Looking back and remembering the amount of stress I was under at the time, I’m a little surprised that I didn’t just tell the people at the dealership to keep the old car and bring out a new one for me; having to deal with car trouble on top of everything else was definitely an overflow of the stress with which I was equipped to cope. Instead, though, I drove the three hours home and told my husband what had happened (again), and he showed me how to disconnect the battery under my hood and gave me a yellow-handled wrench to keep in the side pocket of my car door, just in case.
Just in case was a language in which I was fluent by that time. I’ve always felt the need to have plans and back-up plans, and, since Dad had gotten sick and had begun to need around-the-clock care, I knew that careful strategies and consideration of all the variables was essential to my entire family. Having to tote a yellow-handled wrench around did not at all – pun intended – put a wrench in the plans we had laid.
A couple of days later I drove back to where my parents lived and parked my car in front of their house. I heard the buzzing again after I’d turned off the engine, and I inexpertly used the wrench to disconnect the battery. I became much smoother at the process over the next couple of weeks, even performing the procedure later in snow and in the dark. On the day when I was driving home from my parents’ house on icy roads and had to turn back due to the route being impassable, I pulled up in my parents’ driveway, stepped out of the car, and heard the buzzing again. In the snow and ice, I hurriedly used the wrench to disconnect the battery and then closed the hood of the car and went inside, wet from the snow and shaken from the precariousness of the road conditions. Dad, who was sitting in his red leather recliner chair in the den, looked up from reading the newspaper when I walked in and noticed the wrench that I’d forgotten to put back in the car in my hand. When he asked and then I explained why I’d needed the tool, he laughed and said, “Well, if the whole OT thing doesn’t work out for you, I guess you could always be a mechanic.”
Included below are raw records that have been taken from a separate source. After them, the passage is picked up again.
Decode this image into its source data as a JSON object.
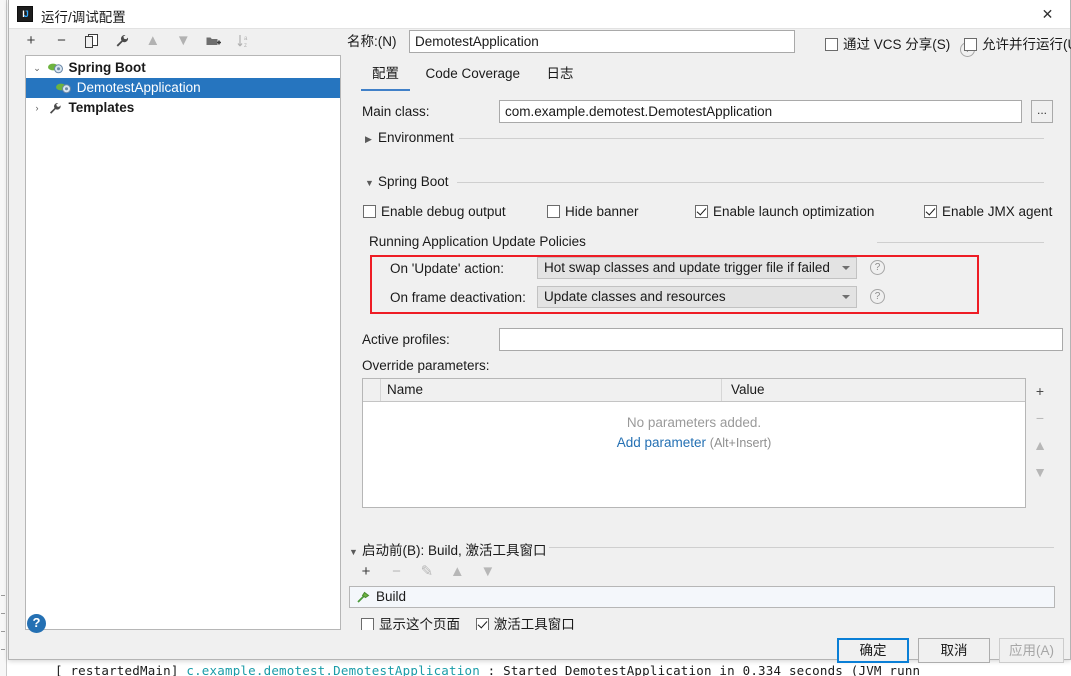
{
  "window": {
    "title": "运行/调试配置",
    "icon_name": "intellij-idea-icon",
    "close_label": "✕"
  },
  "background": {
    "console_prefix": "[  restartedMain] ",
    "console_class": "c.example.demotest.DemotestApplication",
    "console_suffix": "   : Started DemotestApplication in 0.334 seconds (JVM runn"
  },
  "left_toolbar": {
    "add": "+",
    "remove": "−",
    "copy": "copy-icon",
    "edit_templates": "wrench-icon",
    "move_up": "▲",
    "move_down": "▼",
    "new_folder": "folder-plus-icon",
    "sort": "sort-az-icon"
  },
  "tree": {
    "nodes": [
      {
        "label": "Spring Boot",
        "twisty": "⌄",
        "icon": "spring-boot-icon",
        "bold": true,
        "selected": false,
        "indent": false
      },
      {
        "label": "DemotestApplication",
        "twisty": "",
        "icon": "spring-boot-icon",
        "bold": false,
        "selected": true,
        "indent": true
      },
      {
        "label": "Templates",
        "twisty": "›",
        "icon": "wrench-icon",
        "bold": true,
        "selected": false,
        "indent": false
      }
    ]
  },
  "header": {
    "name_label": "名称:(N)",
    "name_value": "DemotestApplication",
    "share_vcs_label": "通过 VCS 分享(S)",
    "share_vcs_checked": false,
    "share_help": "?",
    "allow_parallel_label": "允许并行运行(U)",
    "allow_parallel_checked": false
  },
  "tabs": [
    {
      "label": "配置",
      "active": true
    },
    {
      "label": "Code Coverage",
      "active": false
    },
    {
      "label": "日志",
      "active": false
    }
  ],
  "config": {
    "main_class_label": "Main class:",
    "main_class_value": "com.example.demotest.DemotestApplication",
    "browse_button": "...",
    "environment_section": "Environment",
    "environment_expanded": false,
    "spring_boot_section": "Spring Boot",
    "spring_boot_expanded": true,
    "checkboxes": [
      {
        "label": "Enable debug output",
        "checked": false
      },
      {
        "label": "Hide banner",
        "checked": false
      },
      {
        "label": "Enable launch optimization",
        "checked": true
      },
      {
        "label": "Enable JMX agent",
        "checked": true
      }
    ],
    "update_policies_title": "Running Application Update Policies",
    "on_update_label": "On 'Update' action:",
    "on_update_value": "Hot swap classes and update trigger file if failed",
    "on_frame_label": "On frame deactivation:",
    "on_frame_value": "Update classes and resources",
    "help_icon": "?",
    "highlight_color": "#ee1c25",
    "active_profiles_label": "Active profiles:",
    "active_profiles_value": "",
    "override_params_label": "Override parameters:",
    "params_col_name": "Name",
    "params_col_value": "Value",
    "params_empty_text": "No parameters added.",
    "params_add_link": "Add parameter",
    "params_add_hint": "(Alt+Insert)",
    "params_side_add": "+",
    "params_side_remove": "−",
    "params_side_up": "▲",
    "params_side_down": "▼"
  },
  "before_launch": {
    "title": "启动前(B): Build, 激活工具窗口",
    "toolbar": {
      "add": "+",
      "remove": "−",
      "edit": "✎",
      "up": "▲",
      "down": "▼"
    },
    "items": [
      {
        "label": "Build",
        "icon": "hammer-icon"
      }
    ],
    "show_page_label": "显示这个页面",
    "show_page_checked": false,
    "activate_window_label": "激活工具窗口",
    "activate_window_checked": true
  },
  "footer": {
    "help": "?",
    "ok": "确定",
    "cancel": "取消",
    "apply": "应用(A)",
    "apply_disabled": true
  }
}
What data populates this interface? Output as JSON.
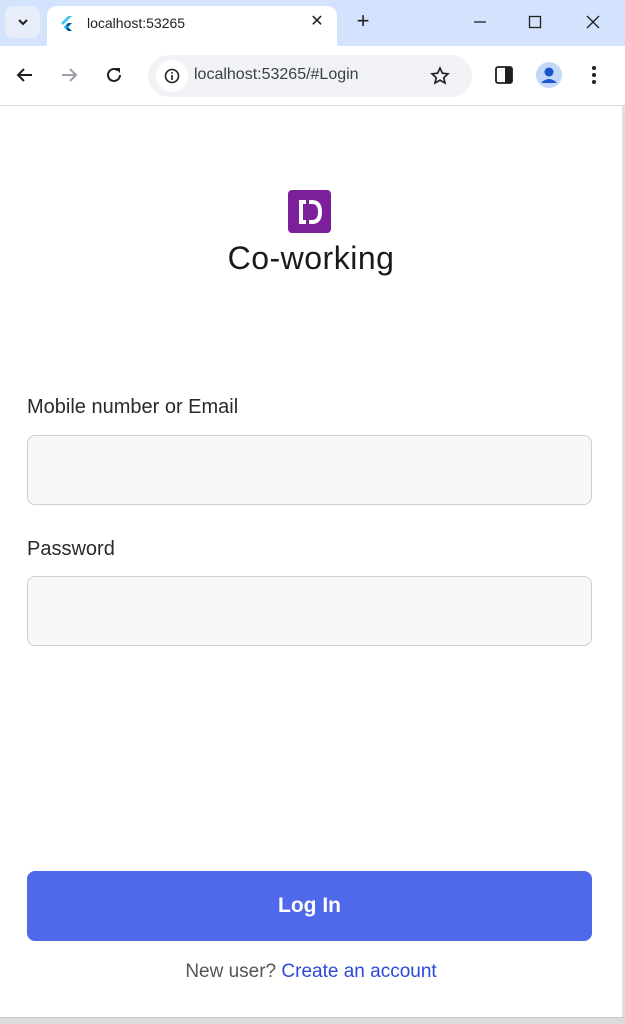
{
  "browser": {
    "tab_title": "localhost:53265",
    "url": "localhost:53265/#Login"
  },
  "app": {
    "title": "Co-working",
    "logo_letter": "D"
  },
  "form": {
    "email_label": "Mobile number or Email",
    "email_value": "",
    "password_label": "Password",
    "password_value": "",
    "login_label": "Log In",
    "new_user_text": "New user?",
    "create_account_link": "Create an account"
  },
  "colors": {
    "accent": "#5068ea",
    "logo_bg": "#7b1f9a",
    "link": "#2b49d6"
  }
}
When Dad was in the hospital the last time and my family was having to deal with getting to and from the hospital on icy roads at all hours of the day and night, I got so adept at disconnecting and reconnecting the battery that I could do it in the hospital garage in under ten seconds each time. I ignored the stares of the people around me in the garage and declined the help of the security guard who saw me with the yellow-handled wrench and my car hood propped open. The battery hookup/unhook became part of my commute routine, just like defrosting the windows and driving through Sonic on the way to the hospital to get Dad a Diet Coke.
I still sometimes think about the boy who said he could identify colors by their smell, and it makes me think that maybe part of the reason I made it through the difficulty of the time when my dad was sick and since then is that I somehow recognized that, because my family is lucky, we had the sound of laughter to remind us of the love and hope and devotion we shared even through the most challenging times.